(NC)—Wheat is one of the world's most important crops, providing 20 per cent of the calories consumed worldwide. This major crop is susceptible to damage from diseases, including stem rust. When stem rust strikes, it can cause significant damage and reduce the size of the crop yield, so farmers rely on fungicides to protect their wheat crops from rust.
South American farmers in Argentina, Brazil, Paraguay and Uruguay increased wheat yields by about 13 per cent through the use of fungicide treatments. In Australia, they reduced wheat losses from rust, increasing the food supply by a value of about US $372 million annually. Wheat farmers in Kenya who experimented with fungicides saw a 50 per cent jump in yield.
Fungicides help farmers grow healthier, higher quality wheat crops to meet the food needs of the growing world population. Biotechnology may prove to be another beneficial tool in combating disease in wheat crops. In the future, biotech wheat varieties may be available that are resistant to various diseases. Advances in biotechnology may also lead to wheat that is tolerant against drought and salinity and new varieties that are biofortified to be edible by people with celiac disease.
Word count: 196

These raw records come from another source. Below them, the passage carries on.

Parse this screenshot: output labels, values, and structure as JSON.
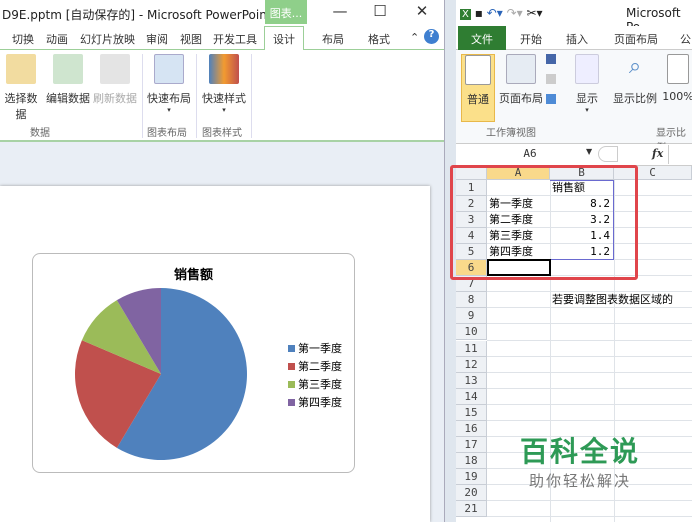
{
  "ppt": {
    "title": "D9E.pptm [自动保存的] - Microsoft PowerPoint",
    "context_tab": "图表...",
    "window_controls": [
      "—",
      "☐",
      "✕"
    ],
    "tabs": [
      "切换",
      "动画",
      "幻灯片放映",
      "审阅",
      "视图",
      "开发工具",
      "设计",
      "布局",
      "格式"
    ],
    "active_tab": "设计",
    "ribbon": {
      "buttons": [
        "选择数据",
        "编辑数据",
        "刷新数据",
        "快速布局",
        "快速样式"
      ],
      "groups": [
        "数据",
        "图表布局",
        "图表样式"
      ]
    }
  },
  "chart_data": {
    "type": "pie",
    "title": "销售额",
    "categories": [
      "第一季度",
      "第二季度",
      "第三季度",
      "第四季度"
    ],
    "values": [
      8.2,
      3.2,
      1.4,
      1.2
    ],
    "colors": [
      "#4f81bd",
      "#c0504d",
      "#9bbb59",
      "#8064a2"
    ],
    "legend": "right"
  },
  "excel": {
    "title": "Microsoft Po",
    "tabs": [
      "文件",
      "开始",
      "插入",
      "页面布局",
      "公"
    ],
    "ribbon": {
      "buttons": [
        "普通",
        "页面布局",
        "显示",
        "显示比例",
        "100%"
      ],
      "groups": [
        "工作簿视图",
        "显示比例"
      ]
    },
    "name_box": "A6",
    "fx": "fx",
    "columns": [
      "A",
      "B",
      "C"
    ],
    "rows": [
      "1",
      "2",
      "3",
      "4",
      "5",
      "6",
      "7",
      "8",
      "9",
      "10",
      "11",
      "12",
      "13",
      "14",
      "15",
      "16",
      "17",
      "18",
      "19",
      "20",
      "21"
    ],
    "cells": {
      "B1": "销售额",
      "A2": "第一季度",
      "B2": "8.2",
      "A3": "第二季度",
      "B3": "3.2",
      "A4": "第三季度",
      "B4": "1.4",
      "A5": "第四季度",
      "B5": "1.2",
      "B8": "若要调整图表数据区域的"
    }
  },
  "watermark": {
    "title": "百科全说",
    "subtitle": "助你轻松解决"
  }
}
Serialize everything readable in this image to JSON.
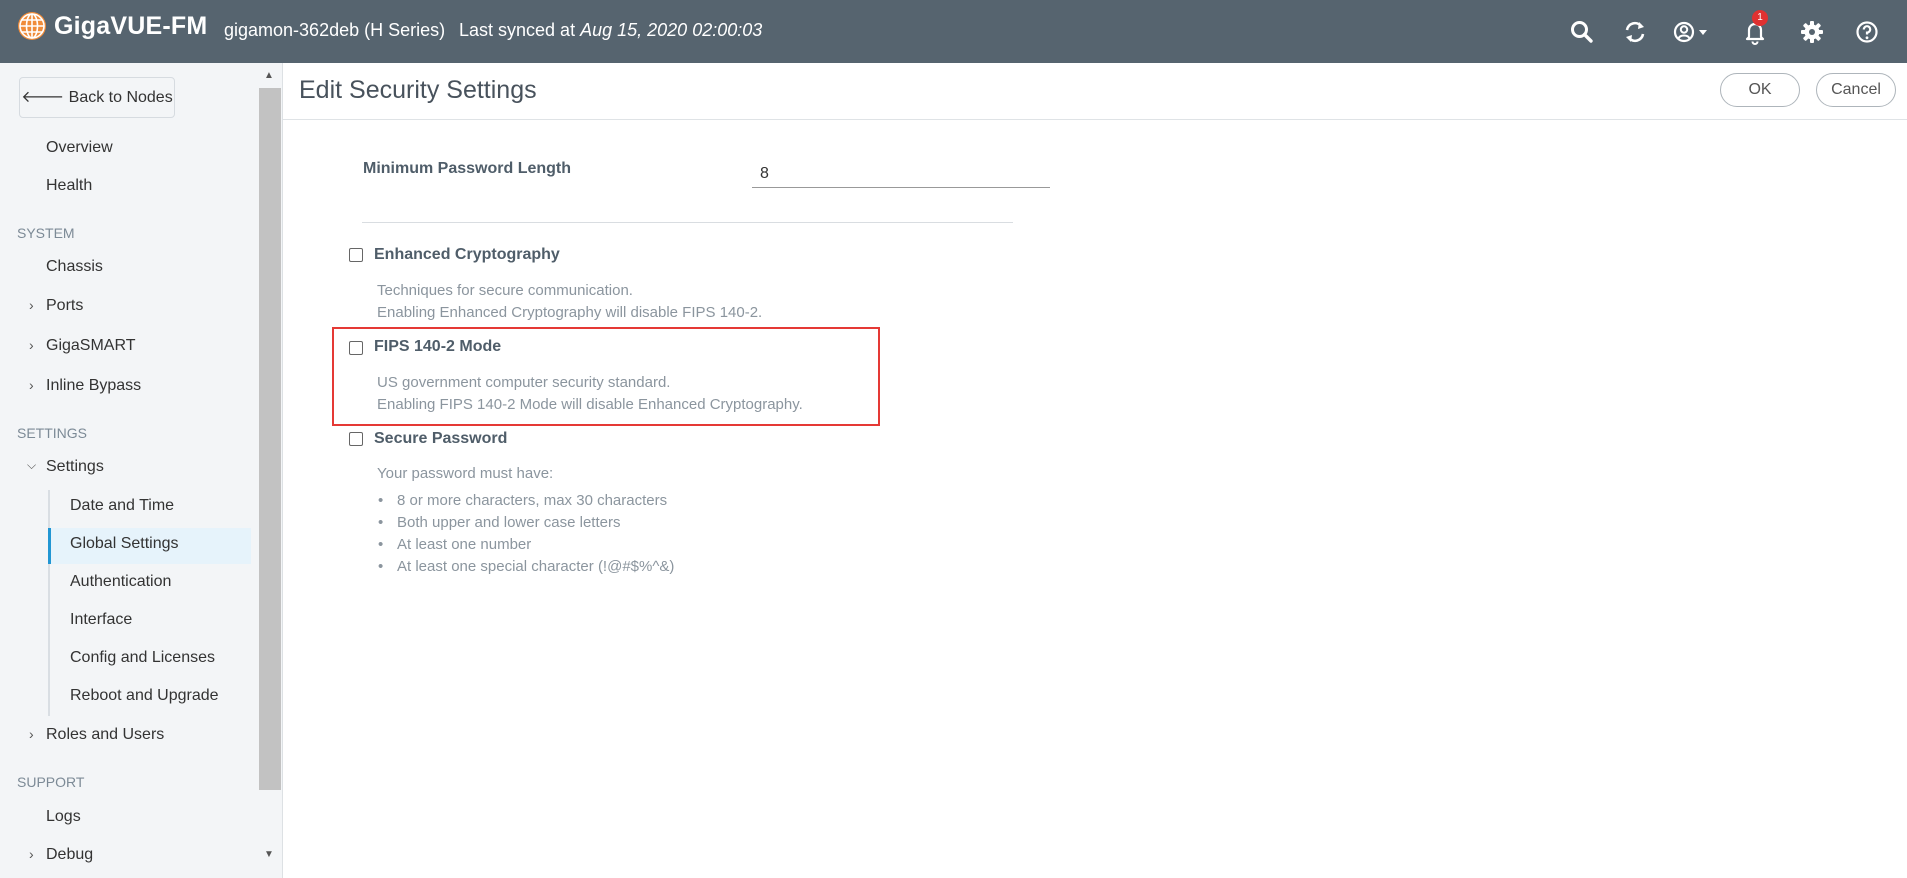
{
  "topbar": {
    "brand": "GigaVUE-FM",
    "device": "gigamon-362deb (H Series)",
    "sync_prefix": "Last synced at",
    "sync_time": "Aug 15, 2020 02:00:03",
    "notification_count": "1",
    "icons": [
      "globe-logo-icon",
      "search-icon",
      "refresh-icon",
      "user-icon",
      "bell-icon",
      "gear-icon",
      "help-icon"
    ]
  },
  "sidebar": {
    "back_label": "Back to Nodes",
    "top_items": [
      "Overview",
      "Health"
    ],
    "system_header": "SYSTEM",
    "system_items": [
      "Chassis",
      "Ports",
      "GigaSMART",
      "Inline Bypass"
    ],
    "settings_header": "SETTINGS",
    "settings_group": "Settings",
    "settings_sub": [
      "Date and Time",
      "Global Settings",
      "Authentication",
      "Interface",
      "Config and Licenses",
      "Reboot and Upgrade"
    ],
    "roles": "Roles and Users",
    "support_header": "SUPPORT",
    "support_items": [
      "Logs",
      "Debug"
    ],
    "active_item": "Global Settings"
  },
  "main": {
    "title": "Edit Security Settings",
    "ok_label": "OK",
    "cancel_label": "Cancel",
    "min_password_label": "Minimum Password Length",
    "min_password_value": "8",
    "options": [
      {
        "label": "Enhanced Cryptography",
        "checked": false,
        "desc1": "Techniques for secure communication.",
        "desc2": "Enabling Enhanced Cryptography will disable FIPS 140-2."
      },
      {
        "label": "FIPS 140-2 Mode",
        "checked": false,
        "desc1": "US government computer security standard.",
        "desc2": "Enabling FIPS 140-2 Mode will disable Enhanced Cryptography."
      },
      {
        "label": "Secure Password",
        "checked": false,
        "desc1": "Your password must have:",
        "rules": [
          "8 or more characters, max 30 characters",
          "Both upper and lower case letters",
          "At least one number",
          "At least one special character (!@#$%^&)"
        ]
      }
    ]
  },
  "colors": {
    "topbar": "#56646f",
    "sidebar": "#f3f5f7",
    "active_accent": "#2196d3",
    "highlight_box": "#e53935",
    "badge": "#e03131"
  }
}
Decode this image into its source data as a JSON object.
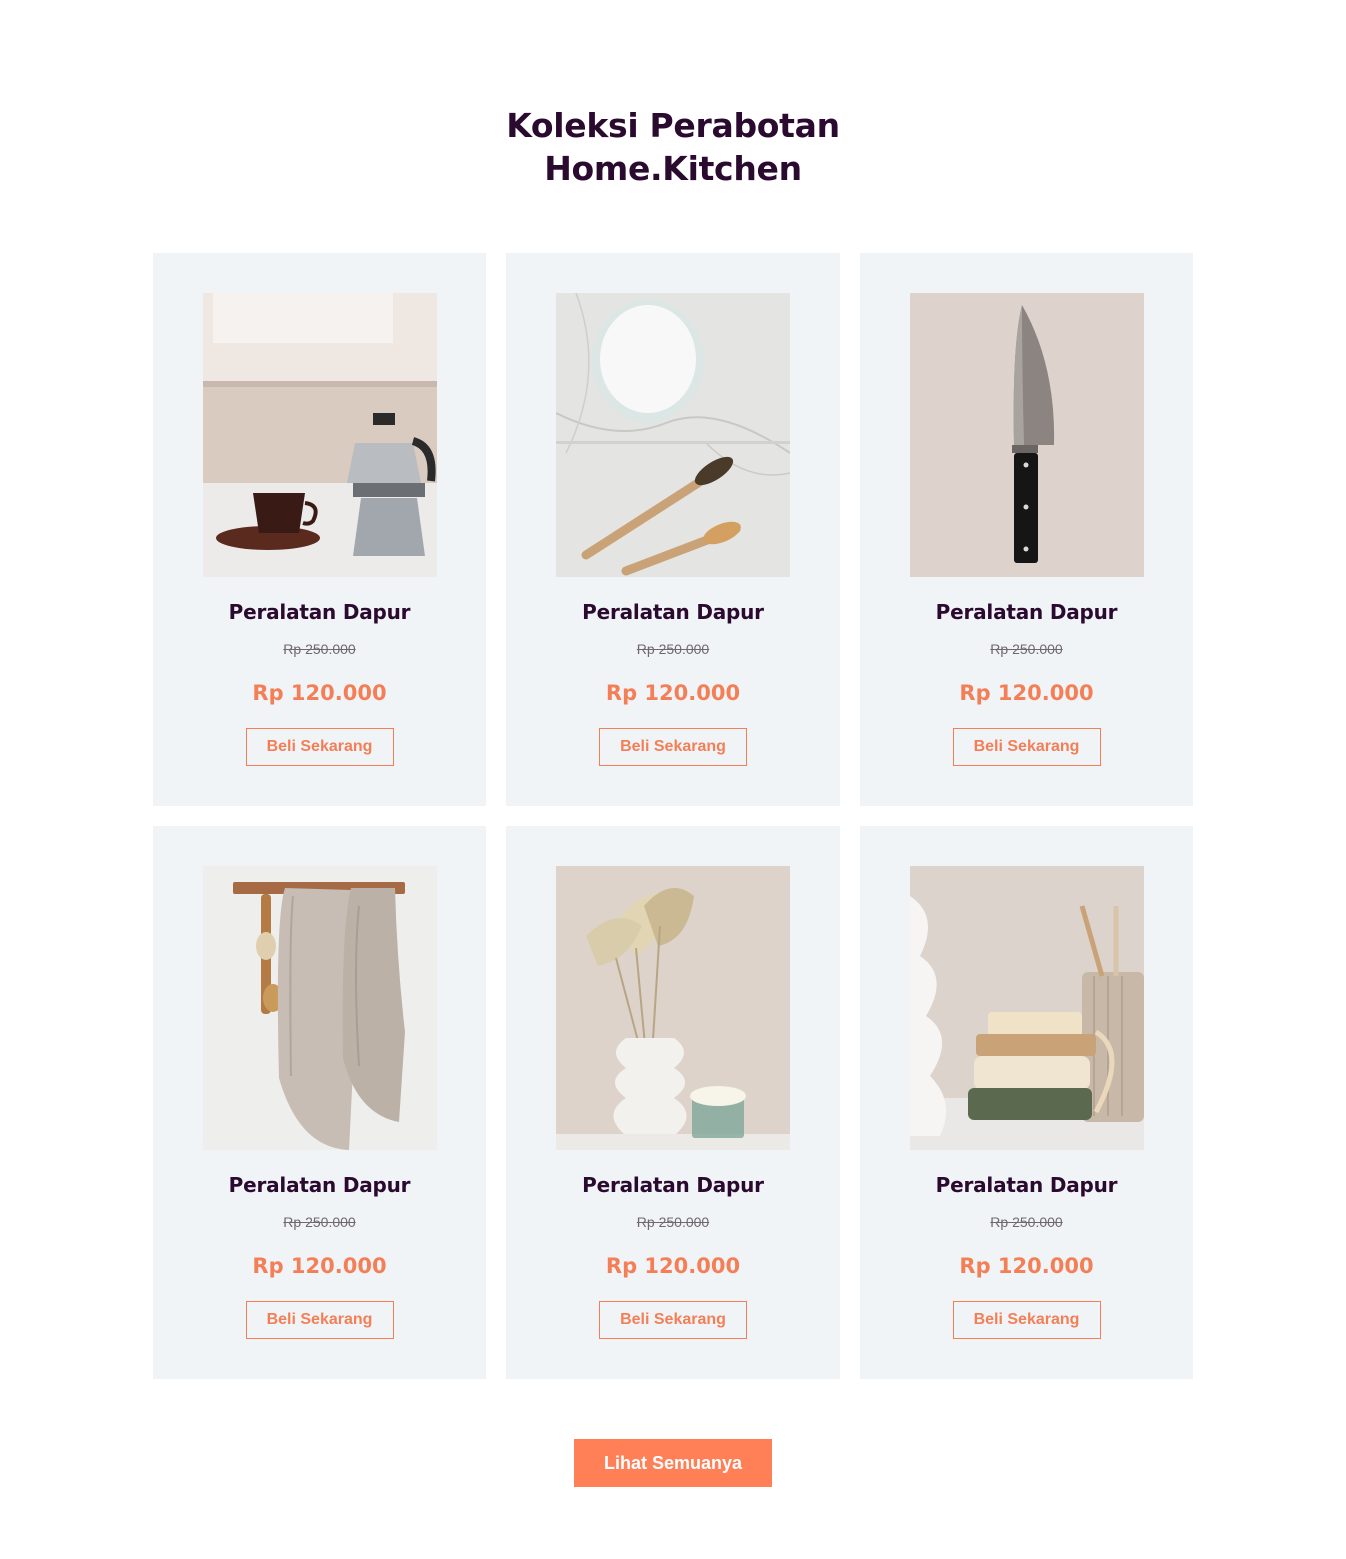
{
  "header": {
    "title_line1": "Koleksi Perabotan",
    "title_line2": "Home.Kitchen"
  },
  "products": [
    {
      "image": "coffee-moka-pot-image",
      "name": "Peralatan Dapur",
      "old_price": "Rp 250.000",
      "price": "Rp 120.000",
      "button": "Beli Sekarang"
    },
    {
      "image": "bamboo-toothbrush-image",
      "name": "Peralatan Dapur",
      "old_price": "Rp 250.000",
      "price": "Rp 120.000",
      "button": "Beli Sekarang"
    },
    {
      "image": "chef-knife-image",
      "name": "Peralatan Dapur",
      "old_price": "Rp 250.000",
      "price": "Rp 120.000",
      "button": "Beli Sekarang"
    },
    {
      "image": "hanging-towels-image",
      "name": "Peralatan Dapur",
      "old_price": "Rp 250.000",
      "price": "Rp 120.000",
      "button": "Beli Sekarang"
    },
    {
      "image": "dried-palm-vase-image",
      "name": "Peralatan Dapur",
      "old_price": "Rp 250.000",
      "price": "Rp 120.000",
      "button": "Beli Sekarang"
    },
    {
      "image": "soap-brush-image",
      "name": "Peralatan Dapur",
      "old_price": "Rp 250.000",
      "price": "Rp 120.000",
      "button": "Beli Sekarang"
    }
  ],
  "footer": {
    "see_all_label": "Lihat Semuanya"
  },
  "colors": {
    "heading": "#2b0a2f",
    "accent": "#f47f56",
    "card_bg": "#f1f4f7",
    "button_bg": "#ff7f57"
  }
}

Articles are provided free of charge. Articles appearing on web sites, must credit www.newscanada.com. Articles appearing in Print, must credit News Canada with (NC) at beginning of an article or – News Canada at the end. Any source/sponsor of the information quoted in the text must also be identified as presented. Images are only to be used with corresponding editorial copy. Usage of News Canada articles constitutes your acceptance of these terms and an agreement between you and News Canada.